Common Name: Ohio buckeye
Species: A. glabra
Hardiness Zone: 3 to 7
Height: 20 to 40 ft
Width: 20 to 40 ft
The Ohio buckeye can be a very large tree if grown in the open. The bark becomes rough with a shallow, wrinkly gray-brown ridge pattern. Older bark is rough with shallow longitudinal ridges. Their trunks are typically 10 to 16 inches in diameter in Minnesota. The branches and twigs are very stout, especially on full sun specimens. Terminal buds are very large, usually 1.5” long. The bud scales are also egg-shaped with pointed tips and are dull, light brown colored. Leaves grow oppositely on the stem. They are palmately compound with 5 to 7 leaflets per leaf. These leaves at the branch tips can be tightly clustered nearly appearing whorled. The leaflets are elliptical and are finely serrated around the margin. The upper surface is hairless and bright green and the lower surface is paler in color with tufts of hair in the venation. Its fall color is gold to red-orange, though leaves often fall off the tree early due to foliar leaf spot diseases and leaf scorch. The leaf scars on the buckeyes have the appearance of a smiley-faced with three conspicuous vascular bundle scars. Flowers are large often 12” long and are very showy upright terminal clusters of yellow-green flowers that develop in early spring. The buckeye fruit is a fleshy, globular capsule about 1.5” to 2” in diameter. It is a golden brown with a leathery surface that is covered in short spines. Each capsule will contain between 1 and 3 nuts that are rather large and have a shiny, dark reddish-brown color with a large, pale, circular "eye".
Where it grows:
Prefers acidic, moist, well-drained soil. It will tolerate occasional droughts, alkaline soil, and wet and dry sites. Best in full sun to partial shade
How it’s used:
Often used as a shade or ornamental tree in the landscape. It is not recommended to plant this tree on boulevards due to its large seed.

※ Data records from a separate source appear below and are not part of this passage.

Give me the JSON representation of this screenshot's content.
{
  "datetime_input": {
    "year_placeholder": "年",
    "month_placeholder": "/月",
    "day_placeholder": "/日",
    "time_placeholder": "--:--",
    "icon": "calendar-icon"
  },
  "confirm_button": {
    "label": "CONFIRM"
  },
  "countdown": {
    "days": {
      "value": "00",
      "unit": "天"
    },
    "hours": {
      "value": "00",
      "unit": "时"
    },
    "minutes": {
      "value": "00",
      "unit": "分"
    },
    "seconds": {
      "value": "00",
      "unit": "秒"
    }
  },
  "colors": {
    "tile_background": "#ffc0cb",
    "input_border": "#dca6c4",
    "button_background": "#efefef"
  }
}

Squirrels love the nut, burying it widely and volunteer saplings are typically common in lawn edges, gardens and woodline edges near a parent tree.
Where it is native to:
The Ohio Buckeye is to the eastern United States and into Minnesota, Iowa, and Nebraska.
Known Varieties and Their Traits:
Early Glow™ Ohio buckeye (Aesculus glabra 'J.N. Select'): A cultivar with superior resistance to leaf blotch, leaf scorch and powdery mildew. Reliable red fall color and low fruit production. A Chicagoland Grows™ introduction. Availability may be limited.
The buckeye is susceptible to leaf blotch, powdery mildew, and infestation by insects such as scale and Japanese beetles.